With the latest mountain gorilla census recording the greatest number of these great apes yet — over 1,000 from 880 in the last count — the expansion marks the beginning of a new and necessary chapter for Volcanoes National Park and heralds a bright future for sustainable development in Rwanda.

> Find out how Rwanda celebrates the successful conservation of its mountain gorillas at Kwita Izina


About the Author
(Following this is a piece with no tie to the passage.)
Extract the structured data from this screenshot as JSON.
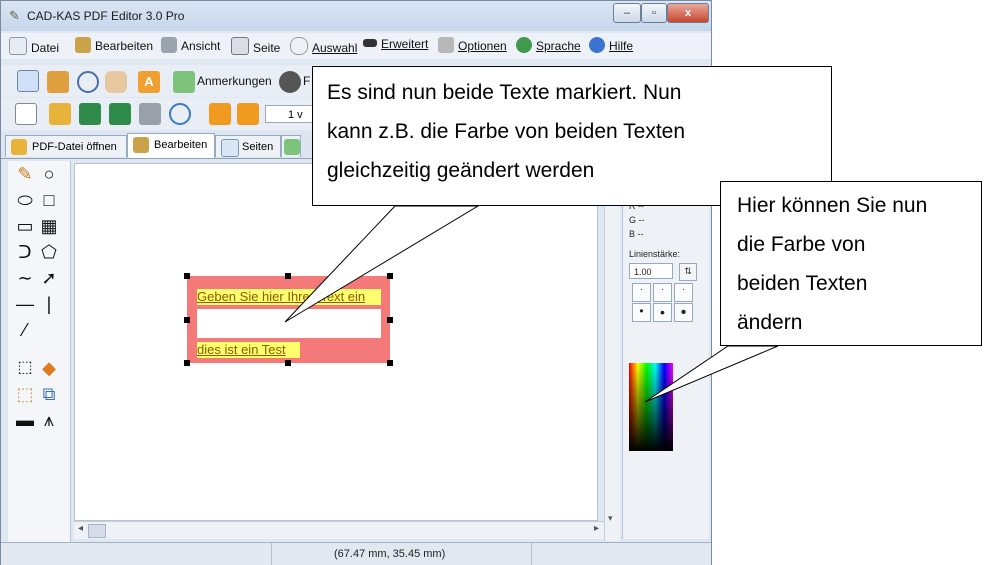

Craig's experiences with wildlife and conservation began in 1973 as a Peace Corps volunteer in Zaire. As an L.S.B. Leakey grant researcher in the late 1970s, Craig studied mountain gorillas with Dian Fossey and, in 1987, became director of Rwanda's Mountain Gorilla Project, of which African Wildlife Foundation was a sponsor. Craig has acted as Scientific Advisor for the award-winning IMAX film, "Mountain Gorilla," and with National Geographic, he surveyed the conservation status of mountain gorillas in the aftermath of Rwanda's civil war. Craig’s direct involvement with AWF began as a Senior Associate and member of AWF’s Board of Trustees. He became a full-time employee of AWF in 2001 and now serves as the organization's Senior Vice President.